Dolansky, Gillian, et al. "What Is the Evidence for the Safety and Efficacy of Over-the-Counter Cough and Cold Preparations for Children Younger than Six Years of Age?" Paediatrics and Child Health 13:2(2008):125-27. 16 Mar. 2009 < http://www.pulsus.com/journals/toc.jsp?sCurrPg=journal&jnlKy=5&isuKy=762....



"FDA Statement Following CHPA's Announcement on Nonprescription Over-the-Counter Cough and Cold Medicines in Children." fda.gov. 8 Oct. 2008. U.S. Food and Drug Administration. 4 Mar. 2009 <http://www.fda.gov/bbs/topics/news/2008/new01899.html>.



"FDA Warns Against Using OTC Cough, Cold Meds in Young Children." aafp.org. 17 Jan. 2008. American Academy of Family Physicians. 4 Mar. 2009 <http://www.aafp.org/online/en/home/publications/news/news-now/health-of-the-public/20080117otcfdaalert.html>.



"Guaifenesin." vsearch.nlm.nih. 1 Dec. 2008. National Institutes of Health. 29 Jan. 2009 <http://www.nlm.nih.gov/medlineplus/druginfo/meds/a682494.html>.



"Guaifenesin (Oral) ." myhealth.ucsd.edu. 12 Mar. 2008. University of California San Diego. 4 Mar. 2009 <http://myhealth.ucsd.edu/library/healthguide/en-us/DrugGuide/topic.asp?hwid=d00797a1&>.



"Ibuprofen." nlm.nih.gov. 1 Dec. 2008. National Institutes of Health. 4 Mar 2009 <http://www.nlm.nih.gov/medlineplus/druginfo/meds/a682159.html>.



"Legal Requirements for the Sale and Purchase of Drug Products Containing Pseudoephedrine, Ephedrine, and Phenylpropanolamine." fda.gov. 8 May 2006. U.S. Food and Drug Administration. 27 Jan. 2009 <http://www.fda.gov/CDER/news/methamphetamine.htm>.



"OTC Medicines and How They Work." familydoctor.org. Mar. 2008. American Academy of Family Physicians. 29 Jan. 2009 <http://familydoctor.org/online/famdocen/home/otc-center/basics/otc.html>.



"Oxymetazoline Nasal." familydoctor.org. 13 Feb. 2004. American Academy of Family Physicians. 27 Jan. 2009 <http://myhealth.ucsd.edu/library/healthguide/en-us/DrugGuide/topic.asp?hwid=d00772a1&>.



"Parenting Corner Q&A: OTC Medicines." aap.org. 17 Jan. 2008. American Academy of Pediatrics. 4 Mar. 2009 <http://www.aap.org/publiced/BR_Medicine_OTC.htm>.
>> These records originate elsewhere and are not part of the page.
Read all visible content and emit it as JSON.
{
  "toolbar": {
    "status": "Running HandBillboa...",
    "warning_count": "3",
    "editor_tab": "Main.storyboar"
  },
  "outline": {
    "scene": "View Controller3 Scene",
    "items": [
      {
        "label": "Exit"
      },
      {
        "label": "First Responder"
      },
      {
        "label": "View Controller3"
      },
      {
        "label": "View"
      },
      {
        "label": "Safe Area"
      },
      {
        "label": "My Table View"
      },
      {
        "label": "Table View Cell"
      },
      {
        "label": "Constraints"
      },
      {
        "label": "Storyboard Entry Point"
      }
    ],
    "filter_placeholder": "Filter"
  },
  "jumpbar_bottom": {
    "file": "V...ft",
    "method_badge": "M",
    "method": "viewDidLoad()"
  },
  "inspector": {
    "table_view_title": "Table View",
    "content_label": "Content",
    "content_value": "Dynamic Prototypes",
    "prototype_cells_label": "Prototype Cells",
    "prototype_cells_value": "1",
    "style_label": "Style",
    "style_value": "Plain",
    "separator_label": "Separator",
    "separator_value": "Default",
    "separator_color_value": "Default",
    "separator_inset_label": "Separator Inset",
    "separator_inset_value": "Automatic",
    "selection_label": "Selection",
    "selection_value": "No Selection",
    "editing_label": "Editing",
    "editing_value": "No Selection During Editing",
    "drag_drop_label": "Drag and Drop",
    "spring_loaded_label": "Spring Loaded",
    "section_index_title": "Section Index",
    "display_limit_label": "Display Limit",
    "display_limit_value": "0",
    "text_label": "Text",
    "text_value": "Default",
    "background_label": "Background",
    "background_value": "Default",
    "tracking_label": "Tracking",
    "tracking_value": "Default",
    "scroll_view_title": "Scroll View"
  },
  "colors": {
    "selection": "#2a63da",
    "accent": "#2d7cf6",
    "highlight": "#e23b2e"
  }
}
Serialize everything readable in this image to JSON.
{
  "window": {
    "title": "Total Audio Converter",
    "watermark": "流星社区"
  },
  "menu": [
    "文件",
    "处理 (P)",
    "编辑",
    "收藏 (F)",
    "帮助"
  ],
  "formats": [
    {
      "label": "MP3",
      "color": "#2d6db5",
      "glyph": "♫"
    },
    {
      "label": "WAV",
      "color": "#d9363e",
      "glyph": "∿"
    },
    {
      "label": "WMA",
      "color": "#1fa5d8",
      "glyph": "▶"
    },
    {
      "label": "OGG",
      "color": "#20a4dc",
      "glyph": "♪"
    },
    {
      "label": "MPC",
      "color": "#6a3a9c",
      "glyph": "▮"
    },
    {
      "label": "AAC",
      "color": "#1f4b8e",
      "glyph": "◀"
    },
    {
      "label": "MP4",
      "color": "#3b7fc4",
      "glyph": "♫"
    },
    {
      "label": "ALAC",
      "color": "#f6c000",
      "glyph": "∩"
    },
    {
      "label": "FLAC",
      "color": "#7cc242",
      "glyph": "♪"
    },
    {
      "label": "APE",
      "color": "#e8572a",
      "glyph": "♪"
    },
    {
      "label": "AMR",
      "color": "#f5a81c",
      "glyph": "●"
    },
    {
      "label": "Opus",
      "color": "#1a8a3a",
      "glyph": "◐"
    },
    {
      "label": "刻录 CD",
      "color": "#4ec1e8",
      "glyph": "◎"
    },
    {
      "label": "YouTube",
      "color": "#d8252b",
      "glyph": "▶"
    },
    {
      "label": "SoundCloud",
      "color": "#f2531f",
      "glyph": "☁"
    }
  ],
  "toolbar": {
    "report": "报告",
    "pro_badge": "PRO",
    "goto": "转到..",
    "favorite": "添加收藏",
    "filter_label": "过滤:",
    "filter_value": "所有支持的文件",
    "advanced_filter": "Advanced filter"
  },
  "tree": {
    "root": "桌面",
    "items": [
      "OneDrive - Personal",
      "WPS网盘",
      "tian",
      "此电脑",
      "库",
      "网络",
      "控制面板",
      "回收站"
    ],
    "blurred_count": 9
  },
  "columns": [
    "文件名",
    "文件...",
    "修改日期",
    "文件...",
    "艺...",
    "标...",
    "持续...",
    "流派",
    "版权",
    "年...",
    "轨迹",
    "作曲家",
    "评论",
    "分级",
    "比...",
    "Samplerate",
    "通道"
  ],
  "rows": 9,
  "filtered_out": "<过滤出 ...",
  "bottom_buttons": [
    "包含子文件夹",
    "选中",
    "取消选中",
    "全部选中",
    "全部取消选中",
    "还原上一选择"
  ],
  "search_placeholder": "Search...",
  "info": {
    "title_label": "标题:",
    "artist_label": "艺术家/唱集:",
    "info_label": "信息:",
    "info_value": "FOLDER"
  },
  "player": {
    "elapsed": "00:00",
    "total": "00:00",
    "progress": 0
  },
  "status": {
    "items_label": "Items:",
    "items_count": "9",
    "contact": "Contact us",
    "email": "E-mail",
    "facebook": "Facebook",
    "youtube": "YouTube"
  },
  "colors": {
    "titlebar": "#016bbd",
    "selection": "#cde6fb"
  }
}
Rimsza, Mary E. and Susan Newberry. "Unexpected Infant Deaths Associated With Use of Cough and Cold Medications." Pediatrics 122:2(2008): 318-22. 4 Mar. 2009 <http://pediatrics.aappublications.org/cgi/content/full/122/2/e318>.


LifeWire, a part of The New York Times Company, provides original and syndicated online lifestyle content. Nancy Larson is a St. Louis-based freelance writer whose work has appeared in dozens of local and national print and online publications including CNN.com, The Weather Channel, Health magazine and The Advocate.

©2014 About.com. All rights reserved.

We comply with the HONcode standard
for trustworthy health
information: verify here.